Friday, June 19, 2015


I have three four foot by eight foot raised beds full of beets. I'll be harvesting more this weekend, but today I'm trying out a new recipe for quick-pickled beets from Alton Brown. 
Have some red, white, and gold beets just roasted and peeled. 

Three quarts!

Patriotic and Funky!

I decided to add a streak of blue to my otherwise very red hair. I have a naturally occurring grey patch there so it worked out well.

First tomatoes!

Fresh goat's milk mozzarella, basil, tomatoes, black pepper, kosher salt, and a little olive oil made for a really good lunch. 

Unfortunately, the remaining tomatoes are still very green.

Thursday, June 4, 2015

Patriotic brain fart

I read a news story online reporting about a baseball game. The fans were told that due to time constraints, they were going to skip doing the national anthem. 

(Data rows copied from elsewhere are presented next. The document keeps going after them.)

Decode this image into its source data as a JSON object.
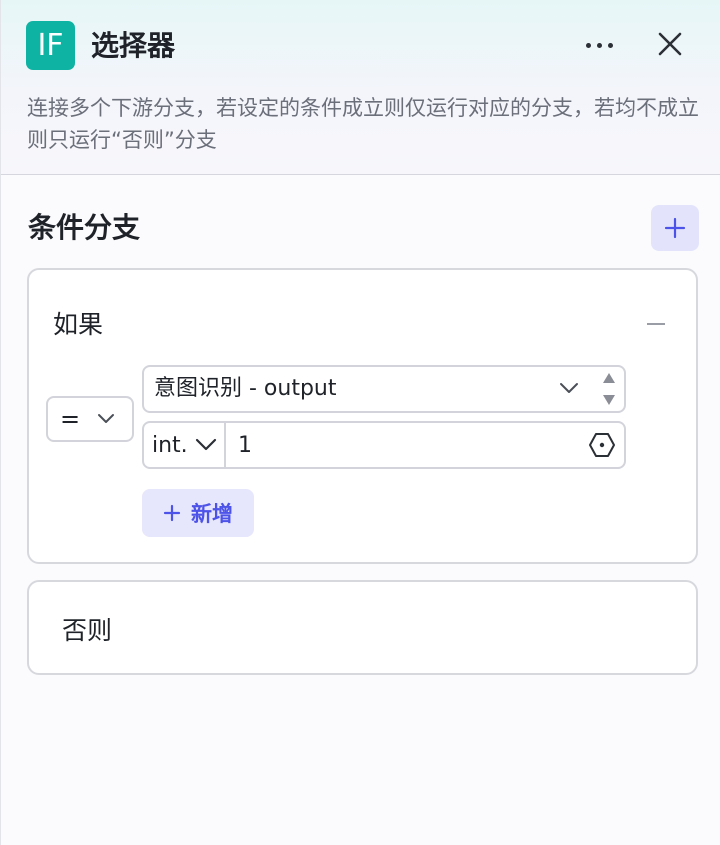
{
  "header": {
    "logo_text": "IF",
    "title": "选择器",
    "description": "连接多个下游分支，若设定的条件成立则仅运行对应的分支，若均不成立则只运行“否则”分支",
    "icons": {
      "more": "more-horizontal-icon",
      "close": "close-icon"
    }
  },
  "conditions": {
    "title": "条件分支",
    "add_icon": "plus-icon",
    "if_branch": {
      "label": "如果",
      "remove_icon": "minus-icon",
      "condition": {
        "operator": "=",
        "variable": "意图识别 - output",
        "value_type": "int.",
        "value": "1"
      },
      "add_label": "新增"
    },
    "else_branch": {
      "label": "否则"
    }
  },
  "colors": {
    "brand_teal": "#0fb3a3",
    "accent_purple": "#4d53e8",
    "accent_bg": "#e6e6fc",
    "border": "#d3d4db"
  }
}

This was the third game that day; I get it. 

The fans took it upon themselves and sang it anyway. 

Which led to my brain fart. Did I know the words? I can't remember the last time I went anywhere where this was sung. 

I don't do sports. 

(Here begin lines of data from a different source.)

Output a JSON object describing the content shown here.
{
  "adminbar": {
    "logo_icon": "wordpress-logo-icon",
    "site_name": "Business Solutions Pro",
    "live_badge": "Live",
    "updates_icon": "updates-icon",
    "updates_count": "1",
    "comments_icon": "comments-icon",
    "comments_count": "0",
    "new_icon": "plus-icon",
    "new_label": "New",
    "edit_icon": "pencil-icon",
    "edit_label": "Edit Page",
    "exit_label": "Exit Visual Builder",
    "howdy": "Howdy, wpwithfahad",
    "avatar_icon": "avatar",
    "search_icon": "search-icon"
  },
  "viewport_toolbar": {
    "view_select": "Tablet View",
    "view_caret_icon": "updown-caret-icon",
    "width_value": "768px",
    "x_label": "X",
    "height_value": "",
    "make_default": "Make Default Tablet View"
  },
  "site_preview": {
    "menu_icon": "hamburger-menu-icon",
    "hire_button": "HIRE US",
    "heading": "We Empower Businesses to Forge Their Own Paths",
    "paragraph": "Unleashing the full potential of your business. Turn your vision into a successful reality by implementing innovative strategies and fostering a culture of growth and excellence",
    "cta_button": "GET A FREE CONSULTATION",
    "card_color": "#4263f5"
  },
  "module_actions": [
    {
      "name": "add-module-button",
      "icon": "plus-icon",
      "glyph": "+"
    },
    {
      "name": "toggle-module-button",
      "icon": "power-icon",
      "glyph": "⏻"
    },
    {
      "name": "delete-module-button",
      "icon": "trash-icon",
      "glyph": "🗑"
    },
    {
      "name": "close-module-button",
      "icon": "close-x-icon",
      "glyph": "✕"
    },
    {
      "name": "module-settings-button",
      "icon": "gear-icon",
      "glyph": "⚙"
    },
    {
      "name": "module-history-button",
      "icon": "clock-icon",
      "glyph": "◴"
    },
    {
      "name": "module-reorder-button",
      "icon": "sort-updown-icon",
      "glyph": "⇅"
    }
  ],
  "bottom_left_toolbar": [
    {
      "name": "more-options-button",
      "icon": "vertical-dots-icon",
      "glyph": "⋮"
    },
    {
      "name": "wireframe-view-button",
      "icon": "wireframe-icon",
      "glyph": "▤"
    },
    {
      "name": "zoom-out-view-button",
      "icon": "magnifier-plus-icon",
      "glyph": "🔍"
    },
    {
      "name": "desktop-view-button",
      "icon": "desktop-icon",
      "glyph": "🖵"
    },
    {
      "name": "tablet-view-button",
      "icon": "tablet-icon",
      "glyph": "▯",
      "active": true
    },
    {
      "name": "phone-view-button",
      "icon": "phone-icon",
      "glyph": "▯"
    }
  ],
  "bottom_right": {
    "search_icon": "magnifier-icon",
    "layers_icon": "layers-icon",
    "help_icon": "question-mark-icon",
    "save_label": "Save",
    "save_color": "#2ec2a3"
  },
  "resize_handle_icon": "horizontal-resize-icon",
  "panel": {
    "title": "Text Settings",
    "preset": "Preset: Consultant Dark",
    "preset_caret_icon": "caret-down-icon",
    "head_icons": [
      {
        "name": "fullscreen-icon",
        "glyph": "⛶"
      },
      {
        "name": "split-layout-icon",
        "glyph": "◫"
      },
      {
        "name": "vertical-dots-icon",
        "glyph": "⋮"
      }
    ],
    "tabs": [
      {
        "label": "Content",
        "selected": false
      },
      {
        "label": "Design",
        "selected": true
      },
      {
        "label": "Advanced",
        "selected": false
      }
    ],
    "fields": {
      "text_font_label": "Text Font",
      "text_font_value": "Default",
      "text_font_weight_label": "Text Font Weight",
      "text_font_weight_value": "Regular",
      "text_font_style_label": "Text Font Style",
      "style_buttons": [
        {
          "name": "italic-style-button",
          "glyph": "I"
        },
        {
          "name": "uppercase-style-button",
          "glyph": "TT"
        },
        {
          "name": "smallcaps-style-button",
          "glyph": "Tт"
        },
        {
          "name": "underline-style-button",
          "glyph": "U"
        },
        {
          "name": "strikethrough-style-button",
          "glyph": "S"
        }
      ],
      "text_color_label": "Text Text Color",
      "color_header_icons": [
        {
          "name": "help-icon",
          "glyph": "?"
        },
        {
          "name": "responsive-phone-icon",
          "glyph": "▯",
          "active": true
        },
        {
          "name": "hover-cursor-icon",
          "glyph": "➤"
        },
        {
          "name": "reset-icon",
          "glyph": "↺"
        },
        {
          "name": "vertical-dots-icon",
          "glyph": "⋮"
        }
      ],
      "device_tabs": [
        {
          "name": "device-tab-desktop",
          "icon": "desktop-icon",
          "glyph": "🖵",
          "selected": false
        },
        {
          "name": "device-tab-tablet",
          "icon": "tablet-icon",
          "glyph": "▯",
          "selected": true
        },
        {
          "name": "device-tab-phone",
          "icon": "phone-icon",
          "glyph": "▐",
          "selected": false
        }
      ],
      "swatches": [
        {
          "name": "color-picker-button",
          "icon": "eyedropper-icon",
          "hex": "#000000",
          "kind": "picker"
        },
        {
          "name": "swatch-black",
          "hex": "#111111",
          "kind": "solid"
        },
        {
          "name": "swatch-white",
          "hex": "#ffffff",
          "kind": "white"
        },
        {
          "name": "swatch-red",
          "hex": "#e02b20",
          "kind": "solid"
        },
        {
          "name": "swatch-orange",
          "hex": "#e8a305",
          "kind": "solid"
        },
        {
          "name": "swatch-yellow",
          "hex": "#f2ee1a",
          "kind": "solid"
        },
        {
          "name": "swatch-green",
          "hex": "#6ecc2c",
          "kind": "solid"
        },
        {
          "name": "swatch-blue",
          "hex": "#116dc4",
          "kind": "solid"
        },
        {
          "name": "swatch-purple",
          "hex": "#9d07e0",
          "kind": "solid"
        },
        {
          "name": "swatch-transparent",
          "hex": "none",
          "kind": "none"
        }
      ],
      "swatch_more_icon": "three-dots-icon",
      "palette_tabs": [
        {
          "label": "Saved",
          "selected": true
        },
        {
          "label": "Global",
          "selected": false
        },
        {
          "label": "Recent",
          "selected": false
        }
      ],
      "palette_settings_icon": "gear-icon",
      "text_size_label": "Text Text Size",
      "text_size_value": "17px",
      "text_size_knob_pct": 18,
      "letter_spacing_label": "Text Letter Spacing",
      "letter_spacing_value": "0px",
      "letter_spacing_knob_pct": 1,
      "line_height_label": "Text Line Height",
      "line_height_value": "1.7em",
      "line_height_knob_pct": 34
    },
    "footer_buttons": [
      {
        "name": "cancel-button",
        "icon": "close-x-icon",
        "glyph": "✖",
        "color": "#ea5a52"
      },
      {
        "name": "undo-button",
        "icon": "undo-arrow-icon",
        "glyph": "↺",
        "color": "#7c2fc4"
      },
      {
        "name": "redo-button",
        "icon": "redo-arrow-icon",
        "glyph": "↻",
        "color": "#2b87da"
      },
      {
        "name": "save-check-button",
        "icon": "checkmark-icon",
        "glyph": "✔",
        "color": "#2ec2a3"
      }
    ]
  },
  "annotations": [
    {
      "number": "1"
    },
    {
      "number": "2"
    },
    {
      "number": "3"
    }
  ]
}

Anyway, I didn't realize the original song was so long! The games would be well into the second inning had the long version been used. 

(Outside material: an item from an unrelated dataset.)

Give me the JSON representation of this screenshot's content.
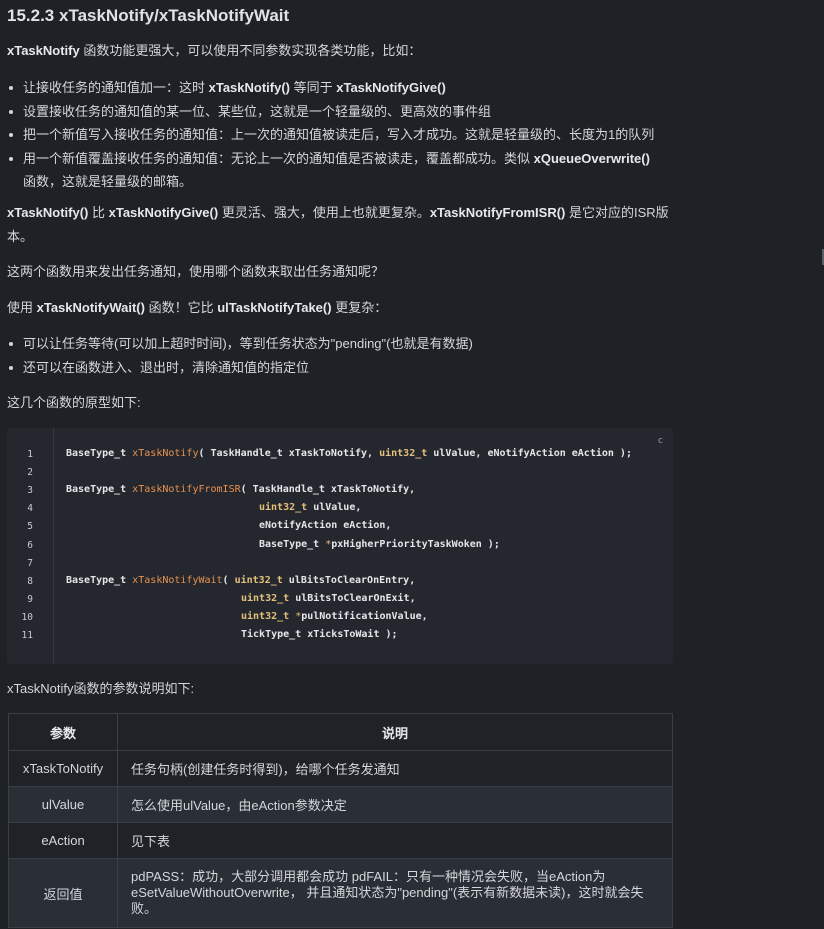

In 1814, Francis Scott Key wrote the poem,Defense of Fort McHenry. The poem was later put to the tune of (John Stafford Smith's song)The Anacreontic Song, modified somewhat, and retitled The Star Spangled Banner. Congress proclaimed The Star Spangled Banner the U.S. National Anthem in 1931.

Oh, say, can you see, by the dawn's early light,
What so proudly we hail'd at the twilight's last gleaming?
Whose broad stripes and bright stars, thro' the perilous fight,
O'er the ramparts we watch'd, were so gallantly streaming?
And the rockets' red glare, the bombs bursting in air,
Gave proof thro' the night that our flag was still there.
O say, does that star-spangled banner yet wave
O'er the land of the free and the home of the brave?

On the shore dimly seen thro' the mists of the deep,
Where the foe's haughty host in dread silence reposes,
What is that which the breeze, o'er the towering steep,
As it fitfully blows, half conceals, half discloses?
Now it catches the gleam of the morning's first beam,
In full glory reflected, now shines on the stream:
'Tis the star-spangled banner: O, long may it wave
O'er the land of the free and the home of the brave!

And where is that band who so vauntingly swore
That the havoc of war and the battle's confusion
A home and a country should leave us no more?
Their blood has wash'd out their foul footsteps' pollution.
No refuge could save the hireling and slave
From the terror of flight or the gloom of the grave:
And the star-spangled banner in triumph doth wave
O'er the land of the free and the home of the brave.

O, thus be it ever when freemen shall stand,
Between their lov'd homes and the war's desolation;
Blest with vict'ry and peace, may the heav'n-rescued land
Praise the Pow'r that hath made and preserv'd us a nation!
Then conquer we must, when our cause is just,
And this be our motto: "In God is our trust"
And the star-spangled banner in triumph shall wave
O'er the land of the free and the home of the brave!